Excerpts from an interface dataset:
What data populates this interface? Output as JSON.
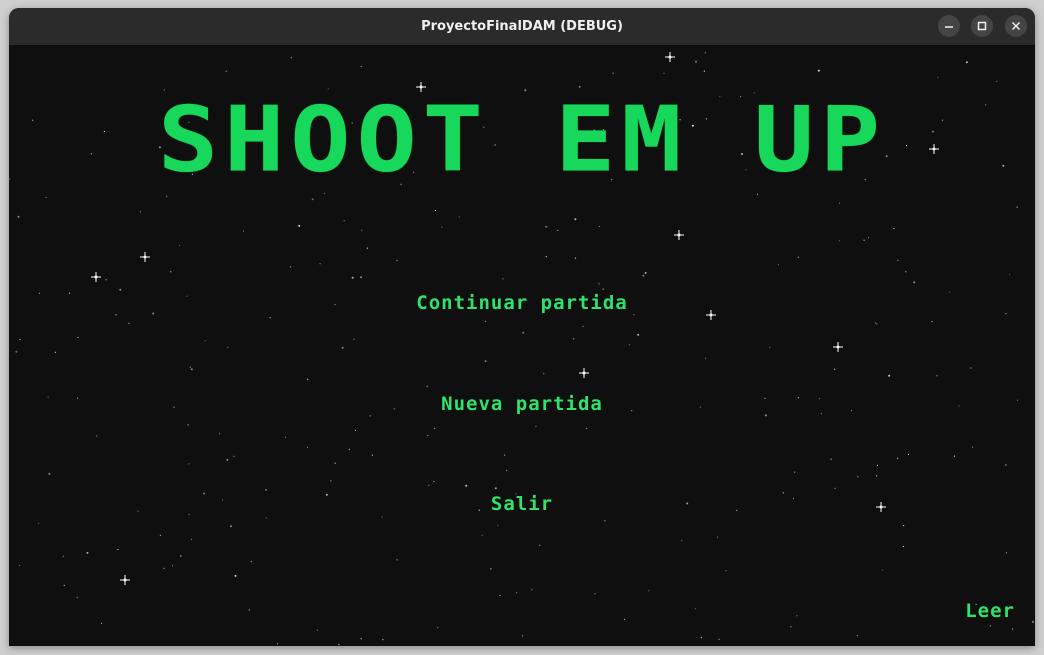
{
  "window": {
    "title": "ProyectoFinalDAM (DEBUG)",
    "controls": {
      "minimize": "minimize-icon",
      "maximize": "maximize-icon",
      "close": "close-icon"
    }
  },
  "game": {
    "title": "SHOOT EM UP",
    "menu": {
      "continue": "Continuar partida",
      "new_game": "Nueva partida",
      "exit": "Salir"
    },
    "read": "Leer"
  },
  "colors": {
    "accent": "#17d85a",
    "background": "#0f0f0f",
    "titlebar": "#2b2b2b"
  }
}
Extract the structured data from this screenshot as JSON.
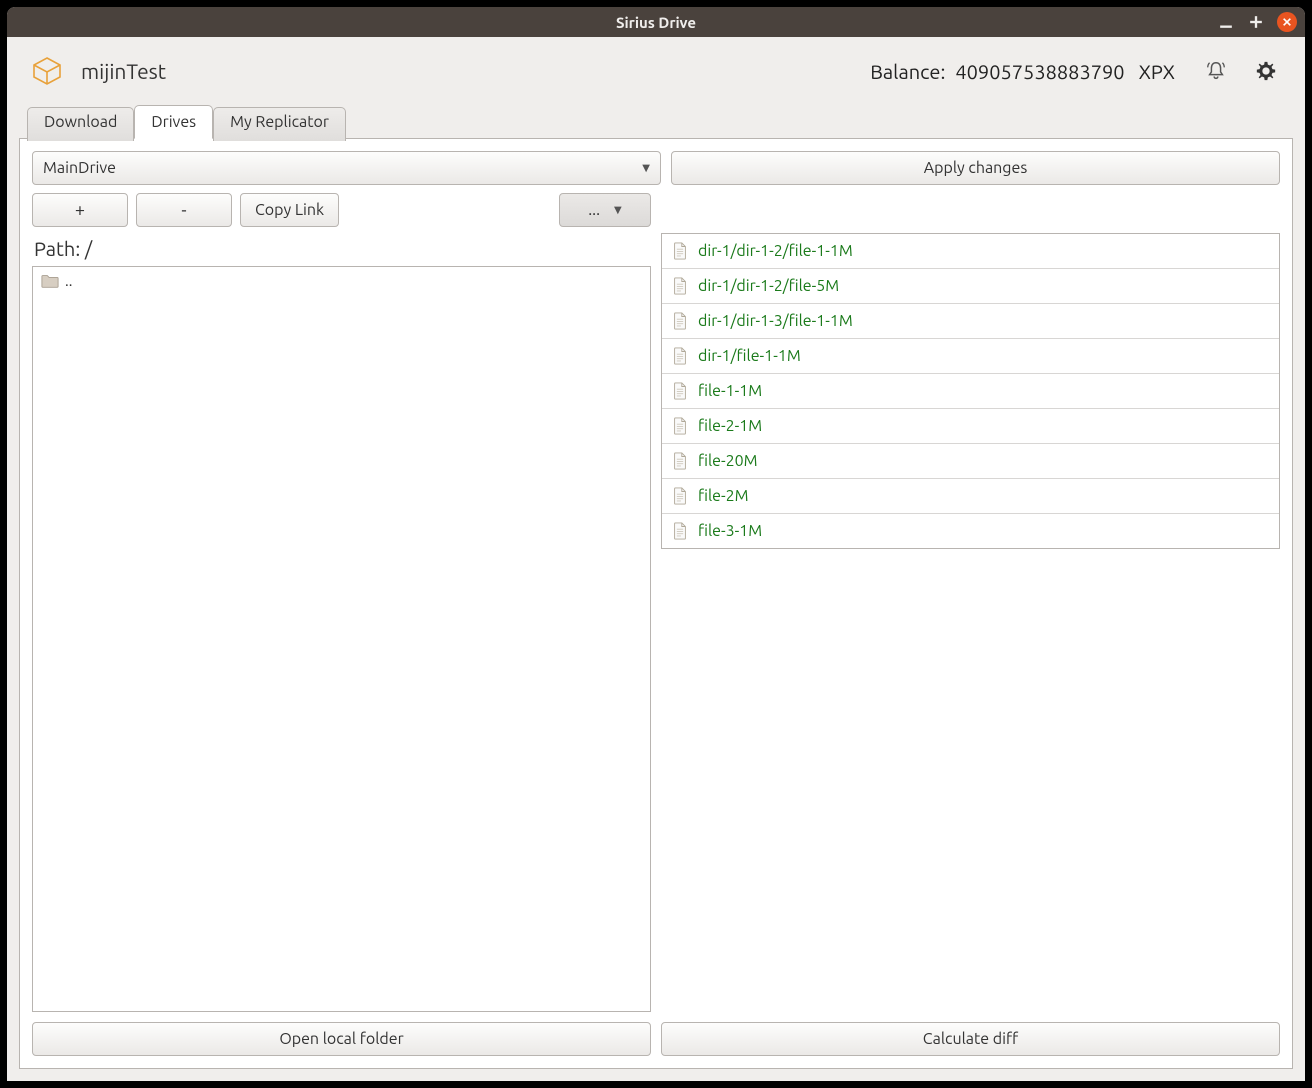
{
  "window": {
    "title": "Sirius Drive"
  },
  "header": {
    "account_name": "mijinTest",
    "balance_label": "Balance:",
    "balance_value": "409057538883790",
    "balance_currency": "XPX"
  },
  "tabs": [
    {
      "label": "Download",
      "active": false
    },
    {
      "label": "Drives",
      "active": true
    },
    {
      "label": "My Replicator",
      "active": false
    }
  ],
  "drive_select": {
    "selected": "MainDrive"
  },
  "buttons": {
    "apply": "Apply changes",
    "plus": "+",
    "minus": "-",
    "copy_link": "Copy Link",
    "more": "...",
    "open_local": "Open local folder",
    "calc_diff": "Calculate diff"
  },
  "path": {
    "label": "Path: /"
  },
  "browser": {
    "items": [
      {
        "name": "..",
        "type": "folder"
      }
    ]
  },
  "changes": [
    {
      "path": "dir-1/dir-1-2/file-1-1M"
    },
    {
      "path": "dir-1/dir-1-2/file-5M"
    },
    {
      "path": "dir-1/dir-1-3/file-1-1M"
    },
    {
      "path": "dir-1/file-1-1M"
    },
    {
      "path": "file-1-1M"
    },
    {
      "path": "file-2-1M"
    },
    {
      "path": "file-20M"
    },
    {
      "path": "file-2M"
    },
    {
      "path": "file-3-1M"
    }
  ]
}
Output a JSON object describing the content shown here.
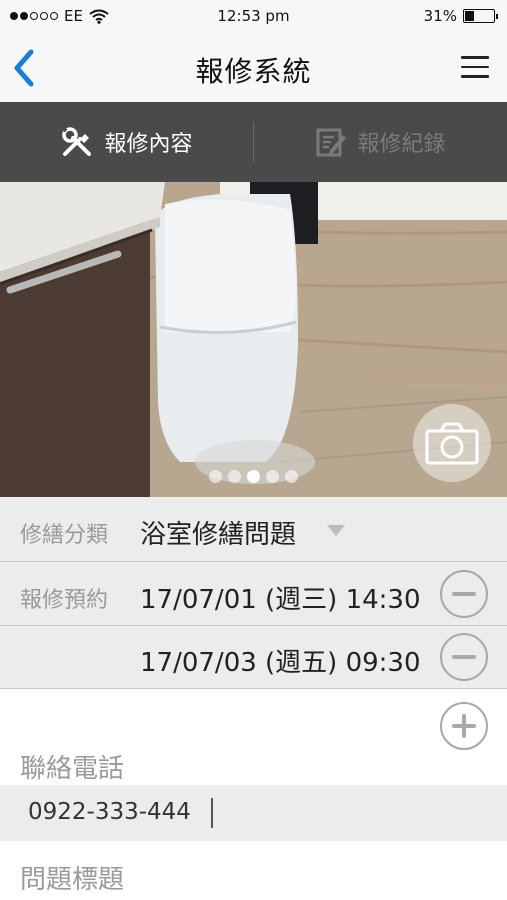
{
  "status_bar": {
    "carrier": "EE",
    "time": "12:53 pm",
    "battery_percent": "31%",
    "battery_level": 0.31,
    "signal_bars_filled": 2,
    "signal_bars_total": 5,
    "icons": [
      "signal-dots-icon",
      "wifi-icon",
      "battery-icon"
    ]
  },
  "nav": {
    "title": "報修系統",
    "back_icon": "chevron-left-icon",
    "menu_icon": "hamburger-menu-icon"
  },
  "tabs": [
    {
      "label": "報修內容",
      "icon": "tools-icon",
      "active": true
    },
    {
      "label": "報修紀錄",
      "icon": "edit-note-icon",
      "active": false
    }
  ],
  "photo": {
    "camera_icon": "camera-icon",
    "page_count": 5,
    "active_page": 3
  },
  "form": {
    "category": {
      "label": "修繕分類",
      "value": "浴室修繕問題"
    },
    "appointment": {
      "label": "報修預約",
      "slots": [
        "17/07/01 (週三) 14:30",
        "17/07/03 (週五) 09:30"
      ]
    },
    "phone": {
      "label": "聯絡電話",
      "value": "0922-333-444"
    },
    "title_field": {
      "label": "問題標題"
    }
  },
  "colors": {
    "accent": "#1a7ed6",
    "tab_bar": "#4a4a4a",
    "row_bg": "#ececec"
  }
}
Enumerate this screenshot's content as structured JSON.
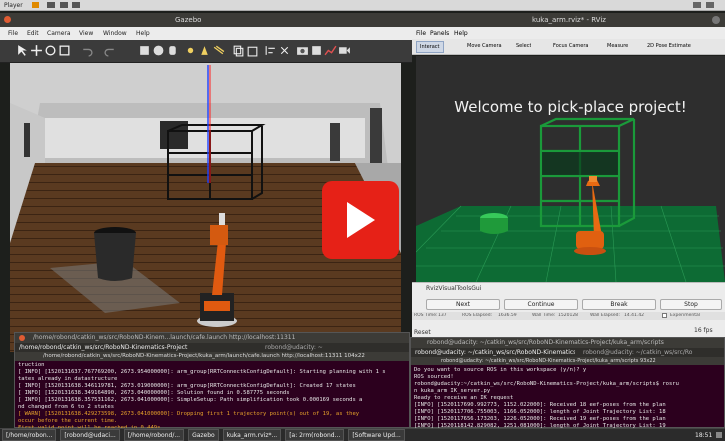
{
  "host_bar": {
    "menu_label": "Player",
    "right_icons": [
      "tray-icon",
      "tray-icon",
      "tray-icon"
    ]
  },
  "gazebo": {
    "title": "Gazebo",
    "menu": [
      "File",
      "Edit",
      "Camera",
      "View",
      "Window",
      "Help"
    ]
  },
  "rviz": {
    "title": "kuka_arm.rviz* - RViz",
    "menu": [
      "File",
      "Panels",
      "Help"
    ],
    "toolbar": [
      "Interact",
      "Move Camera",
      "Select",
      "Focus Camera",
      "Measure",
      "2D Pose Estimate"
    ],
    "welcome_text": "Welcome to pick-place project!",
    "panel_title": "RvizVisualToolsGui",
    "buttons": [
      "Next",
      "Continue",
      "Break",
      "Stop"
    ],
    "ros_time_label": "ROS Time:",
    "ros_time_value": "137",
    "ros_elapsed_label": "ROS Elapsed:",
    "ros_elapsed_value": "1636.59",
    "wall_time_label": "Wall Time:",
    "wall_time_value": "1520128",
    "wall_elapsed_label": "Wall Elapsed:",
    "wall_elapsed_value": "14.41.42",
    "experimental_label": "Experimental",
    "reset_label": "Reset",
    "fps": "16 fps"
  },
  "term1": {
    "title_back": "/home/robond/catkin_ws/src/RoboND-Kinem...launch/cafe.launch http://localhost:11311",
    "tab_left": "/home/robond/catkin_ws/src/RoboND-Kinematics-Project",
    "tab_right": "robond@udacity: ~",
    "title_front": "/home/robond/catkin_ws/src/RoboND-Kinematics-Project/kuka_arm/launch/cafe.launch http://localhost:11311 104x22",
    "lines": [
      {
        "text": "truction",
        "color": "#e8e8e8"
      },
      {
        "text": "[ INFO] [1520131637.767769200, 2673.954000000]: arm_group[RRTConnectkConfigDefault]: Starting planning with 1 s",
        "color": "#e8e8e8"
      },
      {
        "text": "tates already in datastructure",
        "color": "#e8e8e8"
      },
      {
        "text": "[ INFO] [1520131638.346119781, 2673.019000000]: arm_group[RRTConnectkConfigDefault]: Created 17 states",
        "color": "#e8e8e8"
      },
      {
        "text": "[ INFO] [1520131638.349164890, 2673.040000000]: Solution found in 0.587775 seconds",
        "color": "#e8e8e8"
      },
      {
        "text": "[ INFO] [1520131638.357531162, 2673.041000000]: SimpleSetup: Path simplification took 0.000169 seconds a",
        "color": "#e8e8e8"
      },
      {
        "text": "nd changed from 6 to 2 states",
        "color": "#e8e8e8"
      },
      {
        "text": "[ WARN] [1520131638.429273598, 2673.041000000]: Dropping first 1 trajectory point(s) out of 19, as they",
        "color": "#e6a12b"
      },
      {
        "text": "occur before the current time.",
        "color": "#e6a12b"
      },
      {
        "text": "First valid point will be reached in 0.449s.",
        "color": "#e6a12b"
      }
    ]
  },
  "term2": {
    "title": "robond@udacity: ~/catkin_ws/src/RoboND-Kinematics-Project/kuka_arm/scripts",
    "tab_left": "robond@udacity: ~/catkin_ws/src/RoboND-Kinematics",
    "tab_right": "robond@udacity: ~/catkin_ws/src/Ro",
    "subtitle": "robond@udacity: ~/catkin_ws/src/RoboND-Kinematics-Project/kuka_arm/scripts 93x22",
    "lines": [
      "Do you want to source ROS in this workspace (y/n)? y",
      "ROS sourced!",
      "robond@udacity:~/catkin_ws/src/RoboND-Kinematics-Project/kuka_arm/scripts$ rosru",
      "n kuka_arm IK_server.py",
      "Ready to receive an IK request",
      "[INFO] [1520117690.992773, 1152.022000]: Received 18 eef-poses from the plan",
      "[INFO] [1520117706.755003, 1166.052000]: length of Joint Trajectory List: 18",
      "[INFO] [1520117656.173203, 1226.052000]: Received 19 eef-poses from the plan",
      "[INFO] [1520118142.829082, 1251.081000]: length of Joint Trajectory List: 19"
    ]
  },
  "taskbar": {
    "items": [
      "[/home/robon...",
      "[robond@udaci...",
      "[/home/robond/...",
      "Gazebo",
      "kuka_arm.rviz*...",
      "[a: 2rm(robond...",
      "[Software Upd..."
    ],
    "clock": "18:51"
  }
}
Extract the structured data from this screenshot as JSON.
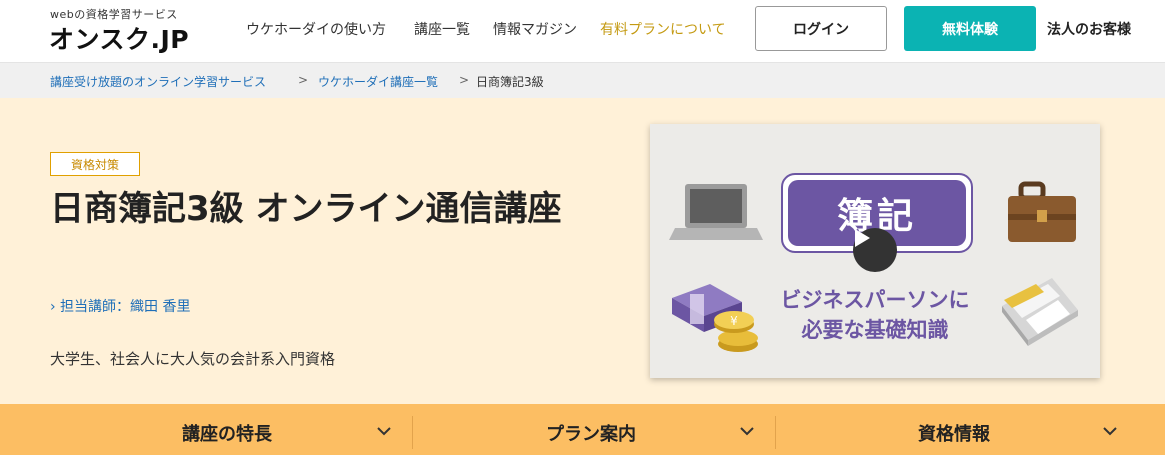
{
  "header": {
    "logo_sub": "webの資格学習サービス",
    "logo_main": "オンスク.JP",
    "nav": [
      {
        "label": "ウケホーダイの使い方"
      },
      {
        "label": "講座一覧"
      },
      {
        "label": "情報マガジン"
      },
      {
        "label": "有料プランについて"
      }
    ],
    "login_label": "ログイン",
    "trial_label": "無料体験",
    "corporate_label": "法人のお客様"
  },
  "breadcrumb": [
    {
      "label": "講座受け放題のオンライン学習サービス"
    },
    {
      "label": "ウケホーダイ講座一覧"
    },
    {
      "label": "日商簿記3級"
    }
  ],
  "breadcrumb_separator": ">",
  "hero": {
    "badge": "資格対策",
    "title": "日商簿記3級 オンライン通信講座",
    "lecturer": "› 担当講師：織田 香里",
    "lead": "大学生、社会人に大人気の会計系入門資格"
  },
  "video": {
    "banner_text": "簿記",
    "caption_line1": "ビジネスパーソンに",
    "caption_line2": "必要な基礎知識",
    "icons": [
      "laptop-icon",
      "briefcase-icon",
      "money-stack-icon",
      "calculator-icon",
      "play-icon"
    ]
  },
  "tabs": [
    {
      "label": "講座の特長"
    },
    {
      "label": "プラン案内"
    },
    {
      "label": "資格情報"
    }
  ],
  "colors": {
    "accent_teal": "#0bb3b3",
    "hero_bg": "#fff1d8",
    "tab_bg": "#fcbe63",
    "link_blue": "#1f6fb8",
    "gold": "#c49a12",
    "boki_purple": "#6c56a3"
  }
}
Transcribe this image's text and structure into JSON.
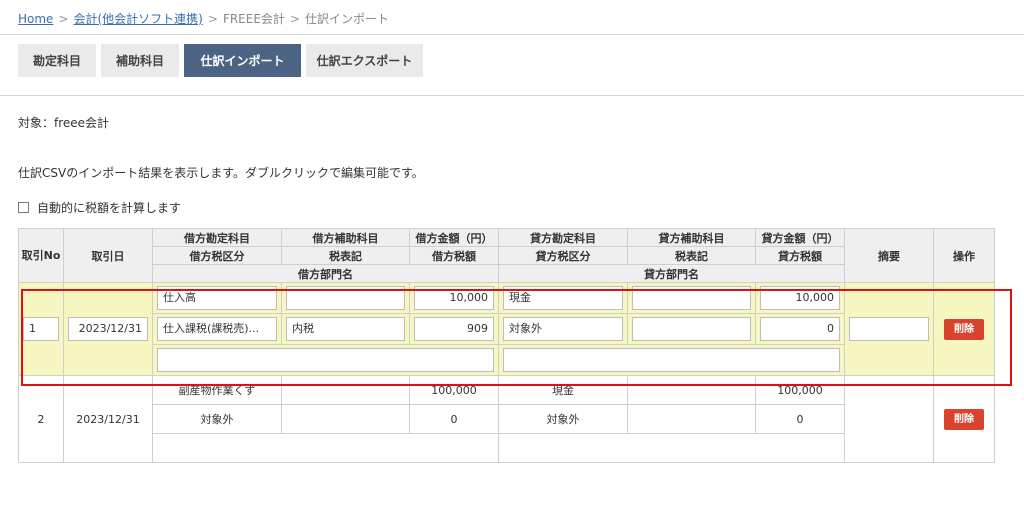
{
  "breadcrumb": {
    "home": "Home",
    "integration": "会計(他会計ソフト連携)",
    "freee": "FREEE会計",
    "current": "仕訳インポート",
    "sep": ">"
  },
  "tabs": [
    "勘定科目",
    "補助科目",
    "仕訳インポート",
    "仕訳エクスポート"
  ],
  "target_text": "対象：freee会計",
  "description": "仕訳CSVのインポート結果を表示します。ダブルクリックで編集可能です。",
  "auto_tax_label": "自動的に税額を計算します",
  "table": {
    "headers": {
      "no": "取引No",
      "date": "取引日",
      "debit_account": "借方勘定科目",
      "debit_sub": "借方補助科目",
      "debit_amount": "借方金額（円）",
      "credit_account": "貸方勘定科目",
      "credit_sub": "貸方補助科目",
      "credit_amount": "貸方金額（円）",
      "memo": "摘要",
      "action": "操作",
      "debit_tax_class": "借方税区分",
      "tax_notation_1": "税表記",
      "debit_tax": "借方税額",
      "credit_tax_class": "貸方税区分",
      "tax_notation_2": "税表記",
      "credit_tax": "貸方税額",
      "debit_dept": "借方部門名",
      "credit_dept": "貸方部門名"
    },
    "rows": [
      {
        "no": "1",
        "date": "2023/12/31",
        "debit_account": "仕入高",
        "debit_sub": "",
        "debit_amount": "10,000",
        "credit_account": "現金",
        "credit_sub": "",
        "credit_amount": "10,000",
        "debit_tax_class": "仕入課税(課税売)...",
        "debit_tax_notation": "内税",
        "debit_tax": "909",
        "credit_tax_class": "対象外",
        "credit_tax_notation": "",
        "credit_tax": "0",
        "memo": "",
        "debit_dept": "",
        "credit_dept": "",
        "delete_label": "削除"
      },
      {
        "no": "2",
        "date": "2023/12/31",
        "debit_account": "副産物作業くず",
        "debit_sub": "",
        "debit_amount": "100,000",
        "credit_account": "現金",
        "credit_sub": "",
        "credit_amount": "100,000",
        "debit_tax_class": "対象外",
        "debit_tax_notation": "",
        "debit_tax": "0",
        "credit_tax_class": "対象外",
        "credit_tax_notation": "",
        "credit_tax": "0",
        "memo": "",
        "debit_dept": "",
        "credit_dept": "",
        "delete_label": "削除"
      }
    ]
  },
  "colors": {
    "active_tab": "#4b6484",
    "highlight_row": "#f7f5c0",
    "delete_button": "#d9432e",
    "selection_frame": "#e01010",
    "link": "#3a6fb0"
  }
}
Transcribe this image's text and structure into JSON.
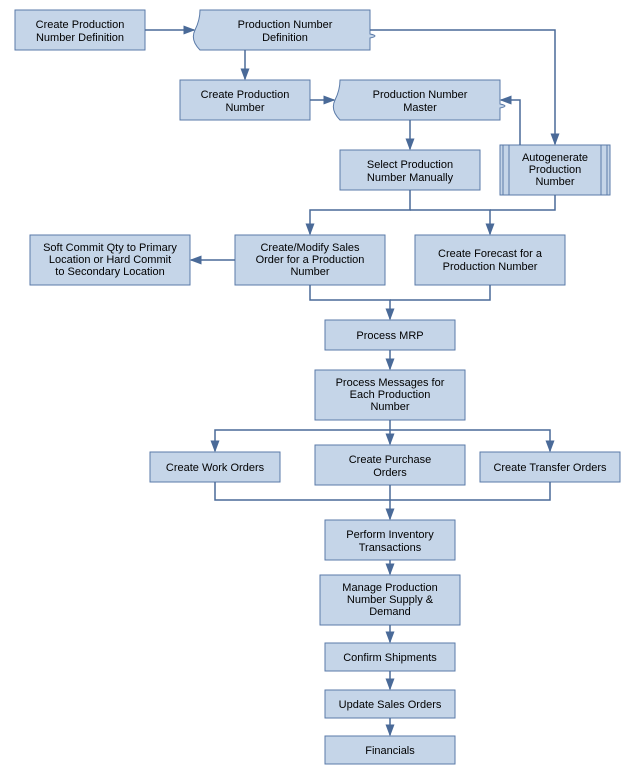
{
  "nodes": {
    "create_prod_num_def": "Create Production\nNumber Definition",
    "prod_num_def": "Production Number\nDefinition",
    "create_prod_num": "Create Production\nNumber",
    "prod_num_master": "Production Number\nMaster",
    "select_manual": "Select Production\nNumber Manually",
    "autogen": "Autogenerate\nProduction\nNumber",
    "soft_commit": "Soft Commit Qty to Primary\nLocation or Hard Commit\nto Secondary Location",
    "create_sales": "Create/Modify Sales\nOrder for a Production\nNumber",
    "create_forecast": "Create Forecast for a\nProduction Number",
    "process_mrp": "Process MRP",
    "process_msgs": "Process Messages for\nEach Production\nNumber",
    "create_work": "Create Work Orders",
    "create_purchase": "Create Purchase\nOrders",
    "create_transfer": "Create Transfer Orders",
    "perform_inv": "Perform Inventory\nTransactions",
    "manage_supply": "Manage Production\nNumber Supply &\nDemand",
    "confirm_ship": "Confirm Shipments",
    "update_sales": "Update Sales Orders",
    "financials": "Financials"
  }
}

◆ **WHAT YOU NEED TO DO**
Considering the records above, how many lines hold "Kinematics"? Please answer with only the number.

◆ **TASK ANSWER**
6